Yale-Princeton student partnership bridges art and science to illuminate the early photographers

By Jon Atherton, Yale West Campus, and Erin Firestone, Princeton University Art Museum

Preparations for the first retrospective exhibition of photography by Clarence Hudson White (1871–1925) has inspired an unexpected collaboration between students at Princeton and Yale.

Immersed in the real-life setting of the Princeton University Art Museum, six undergraduates from Yale and three grad students from Princeton have come together in an unprecedented network spanning institutional and disciplinary boundaries as varied as their own majors.

Conceptualizing the project, Paul Messier at Yale’s Institute for the Preservation of Cultural Heritage (IPCH), and Anne McCauley, the David Hunter McAlpin Professor of the History of Photography and Modern Art at Princeton, set out to enhance scholarly understanding of White’s work prior to an upcoming exhibition curated by McCauley.

“I had already consulted with Paul about a paper I was writing on Man Ray and we talked about the problem of identifying Clarence White’s processes,” reflected McCauley.

The pair quickly recognized that in-depth technical analysis would be needed to answer questions about the great transitions that took place during the “Pictorialism” period of the late 19th and early 20th centuries.

Spurning straightforward exposures for more experimental techniques, pioneers like Clarence White used hand-coated papers, emulsions, pigments, and platinum for layered and more sophisticated images.

“The processes and working methods of the period have been challenging for art historians and scholars to distinguish in great detail,” said Messier, the Pritzker Director of the Lens Media Lab at IPCH. “Luckily we are surrounded by the most diverse range of expertise, in rare photography, analytical techniques, and across the humanities.

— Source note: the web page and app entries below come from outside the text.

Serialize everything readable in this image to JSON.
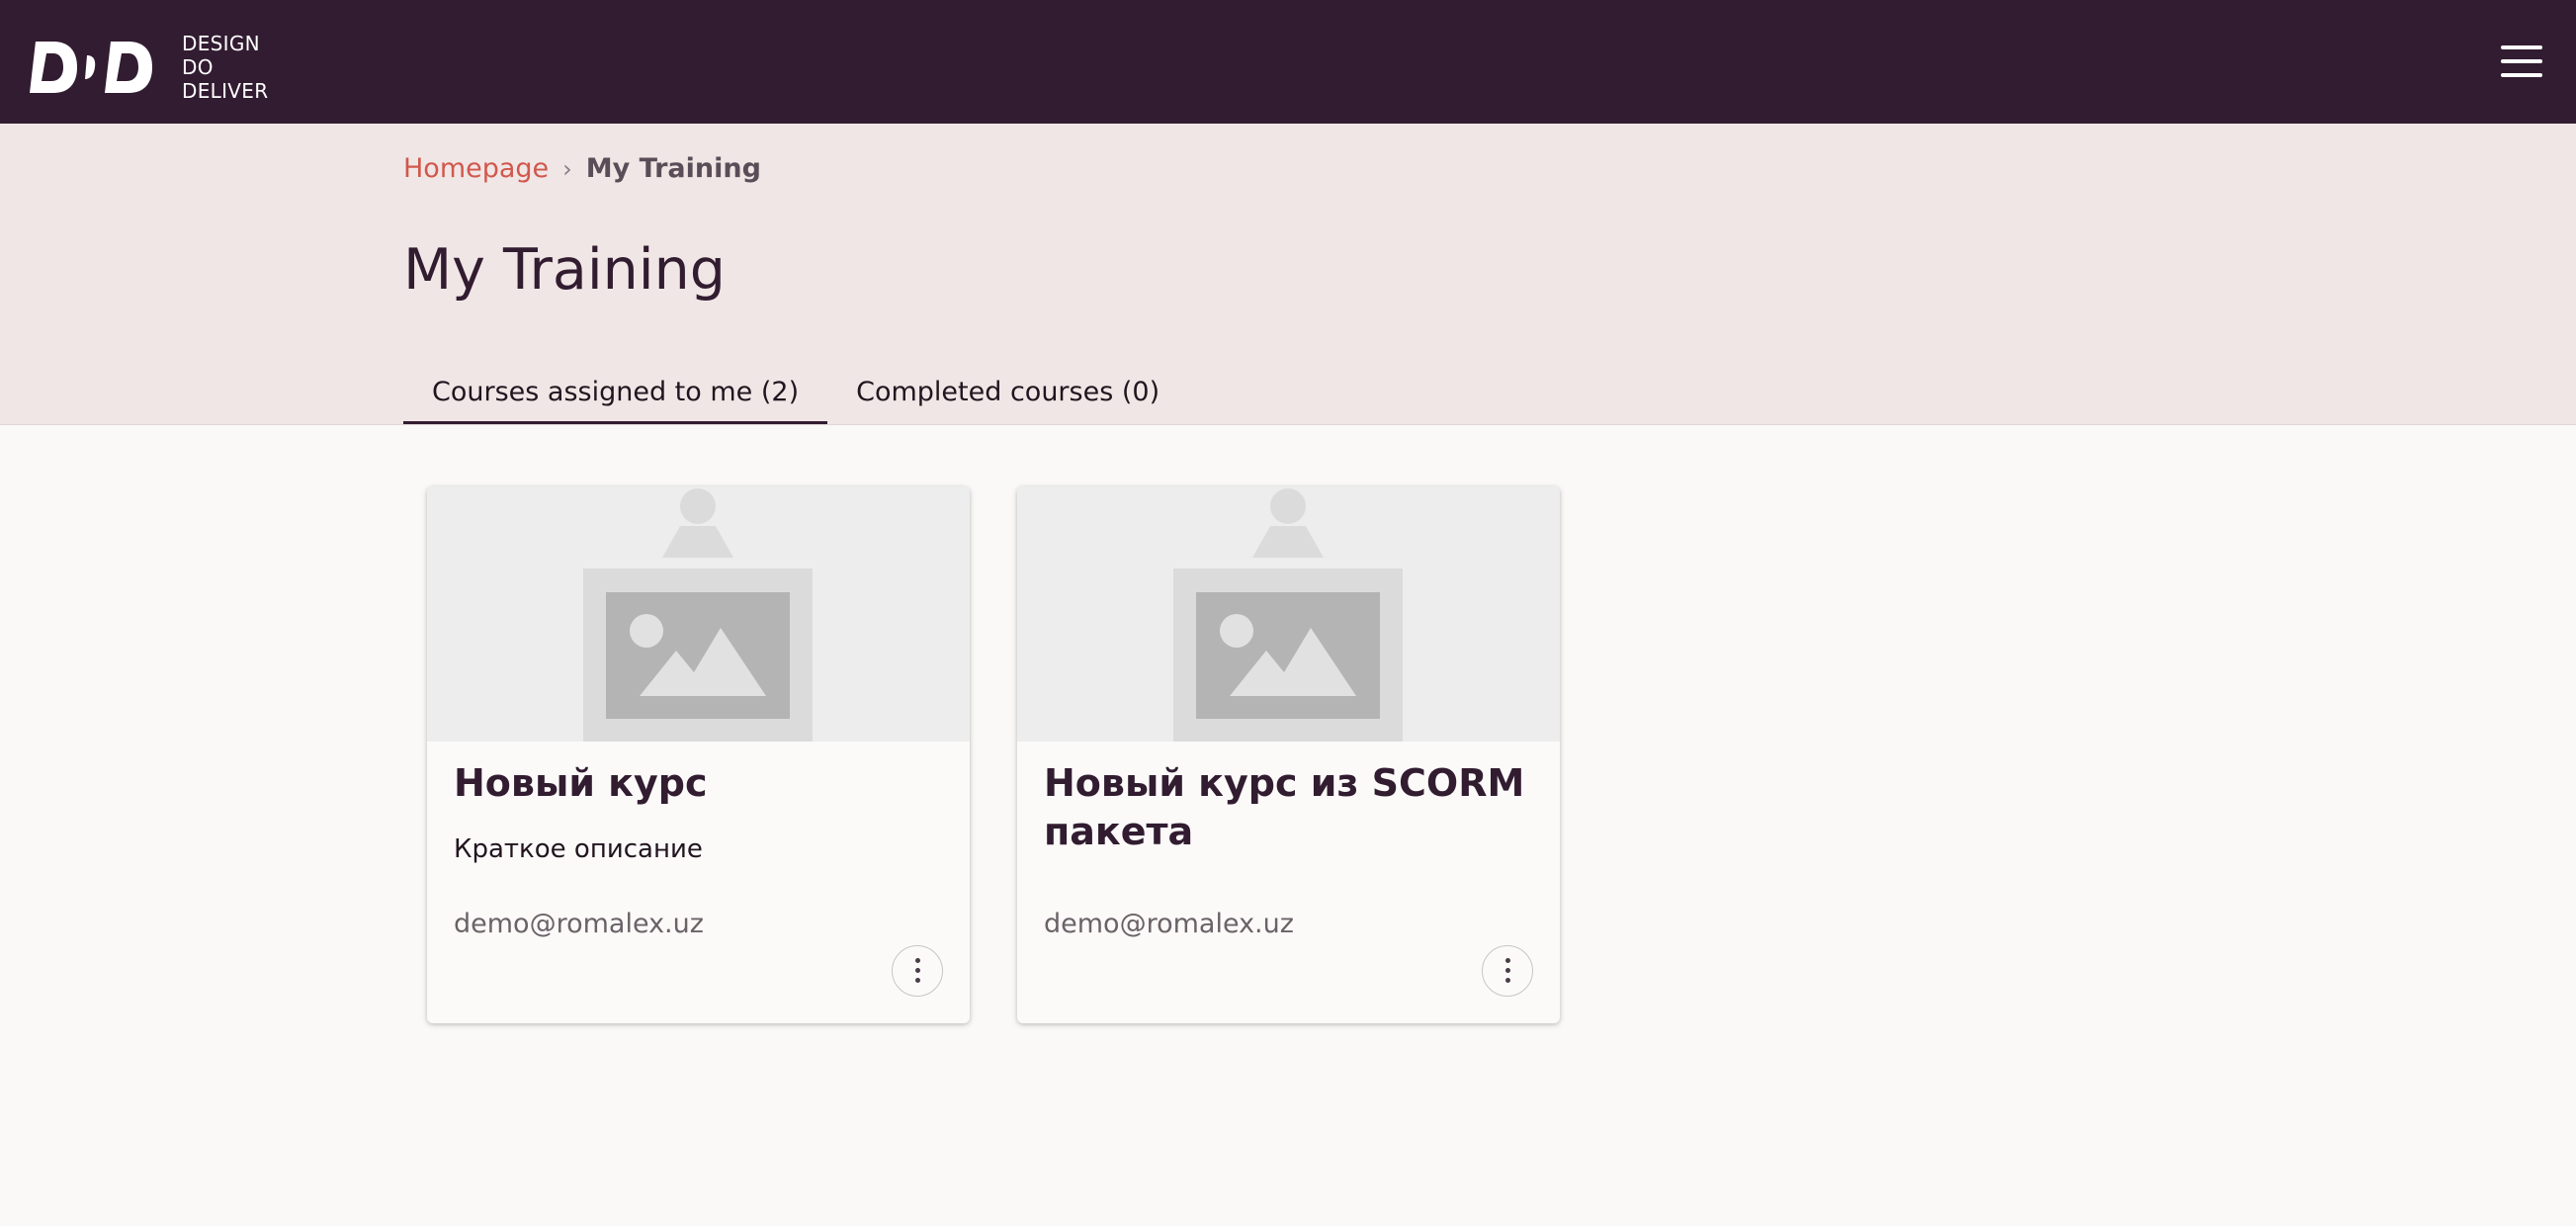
{
  "header": {
    "logo_lines": [
      "DESIGN",
      "DO",
      "DELIVER"
    ],
    "logo_mark": "DD",
    "menu_icon": "hamburger-menu-icon",
    "background": "#321c31"
  },
  "breadcrumb": {
    "home_label": "Homepage",
    "separator": "›",
    "current_label": "My Training"
  },
  "page": {
    "title": "My Training"
  },
  "tabs": [
    {
      "label": "Courses assigned to me (2)",
      "active": true
    },
    {
      "label": "Completed courses (0)",
      "active": false
    }
  ],
  "courses": [
    {
      "title": "Новый курс",
      "description": "Краткое описание",
      "author": "demo@romalex.uz",
      "image_icon": "image-placeholder-icon",
      "more_icon": "more-vertical-icon"
    },
    {
      "title": "Новый курс из SCORM пакета",
      "description": "",
      "author": "demo@romalex.uz",
      "image_icon": "image-placeholder-icon",
      "more_icon": "more-vertical-icon"
    }
  ],
  "colors": {
    "accent_link": "#d0584c",
    "hero_background": "#f1e6e6",
    "text_dark": "#311c30"
  }
}
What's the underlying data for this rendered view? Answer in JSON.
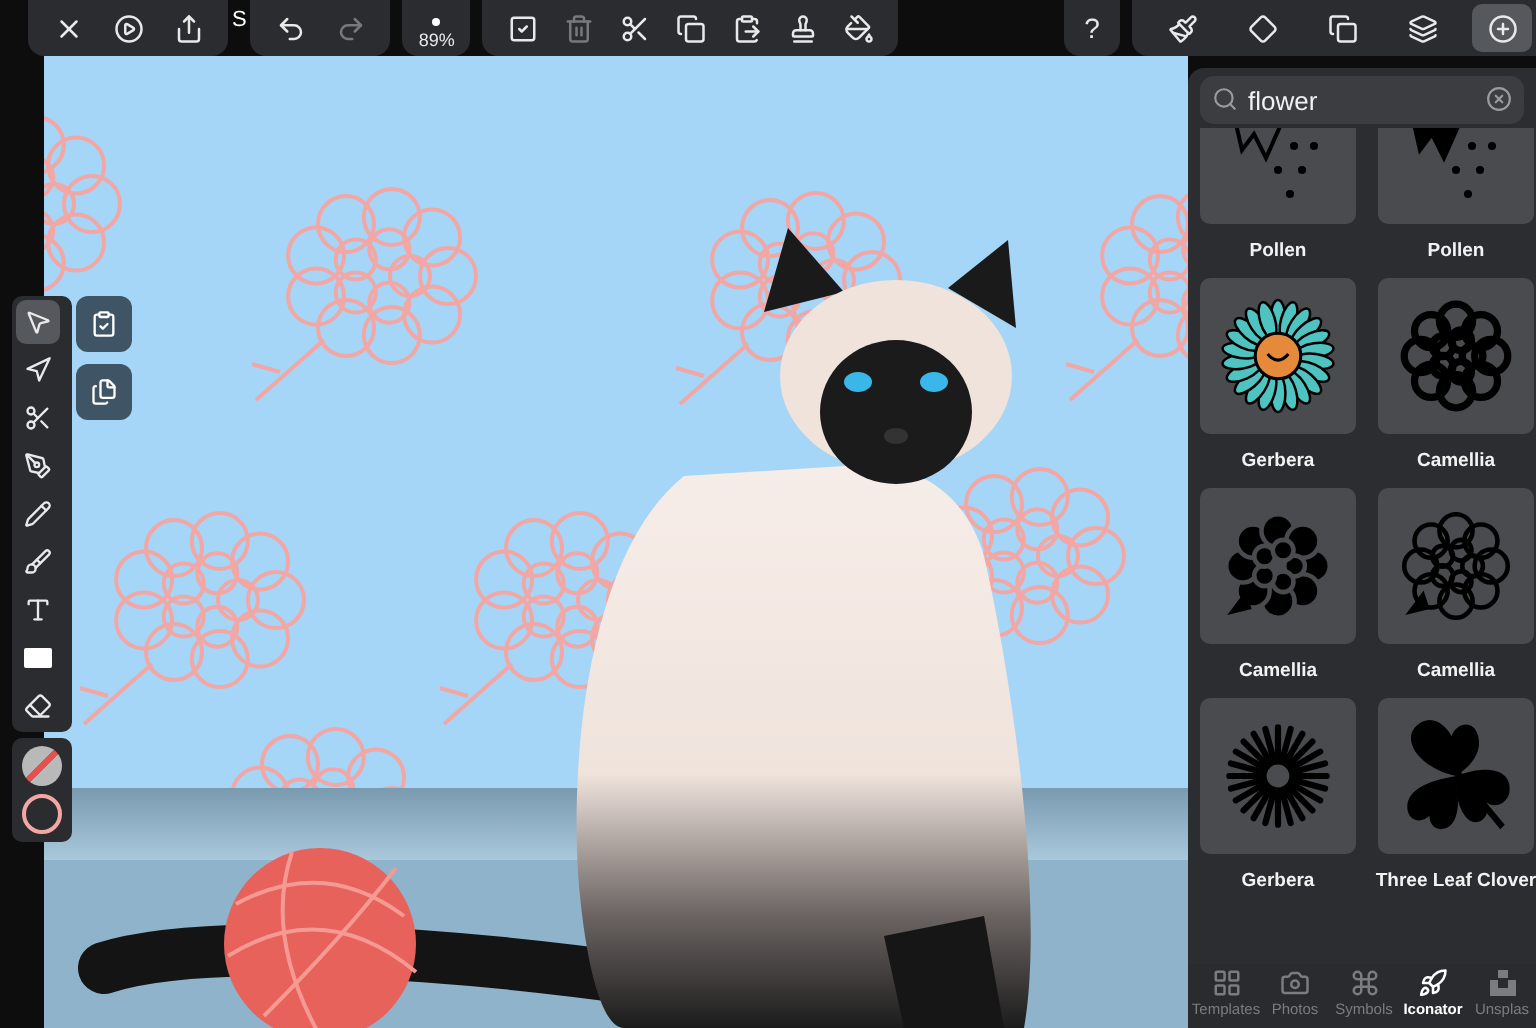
{
  "document_title": "S",
  "zoom": "89%",
  "help": "?",
  "inspector_tabs": [
    {
      "selected": false
    },
    {
      "selected": false
    },
    {
      "selected": false
    },
    {
      "selected": false
    },
    {
      "selected": true
    }
  ],
  "tools": [
    {
      "selected": true
    },
    {
      "selected": false
    },
    {
      "selected": false
    },
    {
      "selected": false
    },
    {
      "selected": false
    },
    {
      "selected": false
    },
    {
      "selected": false
    },
    {
      "selected": false
    },
    {
      "selected": false
    }
  ],
  "library": {
    "search": {
      "value": "flower"
    },
    "results": [
      {
        "label": "Pollen",
        "kind": "pollen"
      },
      {
        "label": "Pollen",
        "kind": "pollen-filled"
      },
      {
        "label": "Gerbera",
        "kind": "gerbera"
      },
      {
        "label": "Camellia",
        "kind": "camellia"
      },
      {
        "label": "Camellia",
        "kind": "camellia-filled"
      },
      {
        "label": "Camellia",
        "kind": "camellia-thin"
      },
      {
        "label": "Gerbera",
        "kind": "gerbera-burst"
      },
      {
        "label": "Three Leaf Clover",
        "kind": "clover"
      }
    ],
    "tabs": [
      {
        "label": "Templates",
        "selected": false
      },
      {
        "label": "Photos",
        "selected": false
      },
      {
        "label": "Symbols",
        "selected": false
      },
      {
        "label": "Iconator",
        "selected": true
      },
      {
        "label": "Unsplas",
        "selected": false
      }
    ]
  }
}
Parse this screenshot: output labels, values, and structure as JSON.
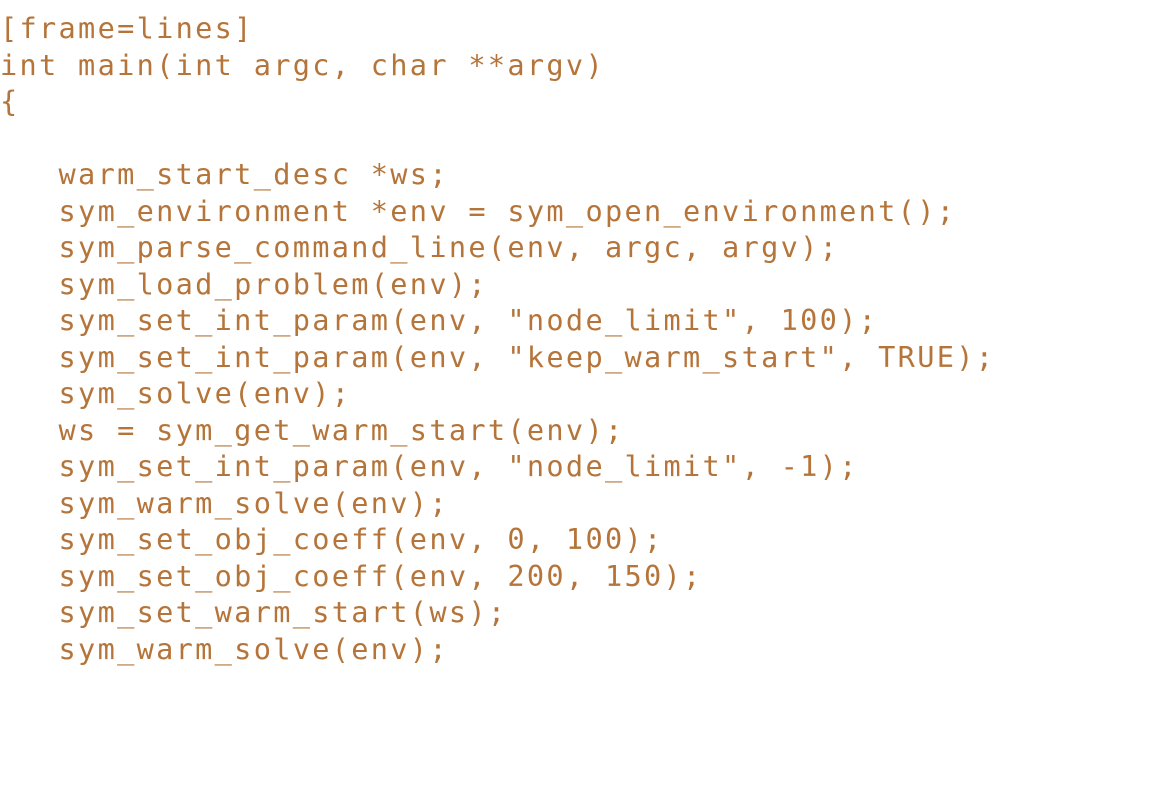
{
  "document": {
    "kind": "code-listing",
    "language": "C",
    "background_color": "#ffffff",
    "text_color": "#b5753a",
    "indent_spaces": 3,
    "line_count": 18
  },
  "code": {
    "lines": [
      "[frame=lines]",
      "int main(int argc, char **argv)",
      "{",
      "",
      "   warm_start_desc *ws;",
      "   sym_environment *env = sym_open_environment();",
      "   sym_parse_command_line(env, argc, argv);",
      "   sym_load_problem(env);",
      "   sym_set_int_param(env, \"node_limit\", 100);",
      "   sym_set_int_param(env, \"keep_warm_start\", TRUE);",
      "   sym_solve(env);",
      "   ws = sym_get_warm_start(env);",
      "   sym_set_int_param(env, \"node_limit\", -1);",
      "   sym_warm_solve(env);",
      "   sym_set_obj_coeff(env, 0, 100);",
      "   sym_set_obj_coeff(env, 200, 150);",
      "   sym_set_warm_start(ws);",
      "   sym_warm_solve(env);"
    ]
  }
}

Our students embody this diversity and drive.”

Partnering with Anikó Bezur, the Wallace S. Wilson Director of the Technical Studies Lab at IPCH, the pair selected undergraduate students from across Yale, including chemistry, cognitive sciences, biomedical engineering, art history, mechanical engineering, sociology, gender studies, and Russian literature majors. An X-ray fluorescence spectroscopy (XRF) “boot camp” was organized by Bezur, and the students were ready to undertake real-world analysis of Princeton’s White collection. 

In addition to its portability, Bezur uses the elemental analysis technique to successfully characterize inorganic materials without the need for invasive sampling.

“The XRF measures the number and energy of fluorescent x-rays, with a resulting spectrum of peaks at locations (or energies) corresponding to elements present, just like a fingerprint,” she explains. “It enables us to identify photographic processes based on substrate, image forming material, and toner, and make new data accessible to scholars for the first time.”

With the portable instruments accompanying the Yale team to Princeton, the students set to work with their counterparts examining the Clarence White photographs, completing over 80 photographs over two days to establish approximate timelines for each based on the metals used to form the images.

The Yale team have now analyzed the results from the workshop and their findings indicate a re-assignment rate of around 30%. Having uncovered the processes that White used, the next step is to make the new data accessible to scholars for the first time.

“The results from this work will allow us in the exhibition catalogue to confirm the process identifications of the prints from the analysis,” explained McCauley. “And thanks to Katherine Bussard, curator of photography at the Art Museum, the partnership enabled our history of photography graduate students to see how XRF works and what it can tell us.”

For Archeology major Julia Tofan (Yale ’20), the opportunity to conduct hands-on analysis of the White prints proved to be invaluable. “To be this close to the history of photography, to use live scientific techniques on the art form, and to be part of the effort to help with Princeton’s exhibition, has been a unique experience,” she said. “We’ve all been inspired by the support for the collaboration.”

“Working with our colleagues from Yale and seeing the data generate live on screen, I came to realize the range of expressive effects Clarence White was able to produce from the array of common photographic processes,” said Daniel Peacock, graduate student at Princeton in the department of Art and Archaeology. “I left the workshop appreciating the Pictorialist toolkit as more complicated and experimental than I had expected.”

“All the students did an amazing job,” concludes Messier. “Other collections from the period probably have similar, or an even greater, rates of misclassification. This data point alone will inspire other curators and conservators to improve the accuracy of their catalog assignments of art photography from this moment in its history.”

Clarence White and His World:  The Art and Craft of Photography, 1895–1925 will be on view at the Princeton University Art Museum from October 7, 2017 through January 7, 2018; Davis Museum, Wellesley College from February 7 through June 3, 2018; Portland Museum of Art, Maine from June 30 through September 16, 2018; Cleveland Museum of Art from October 21, 2018 through January 21, 2019.

Funding for the XRF workshop was provided in part by the Dean for Research Innovation Fund, Princeton University.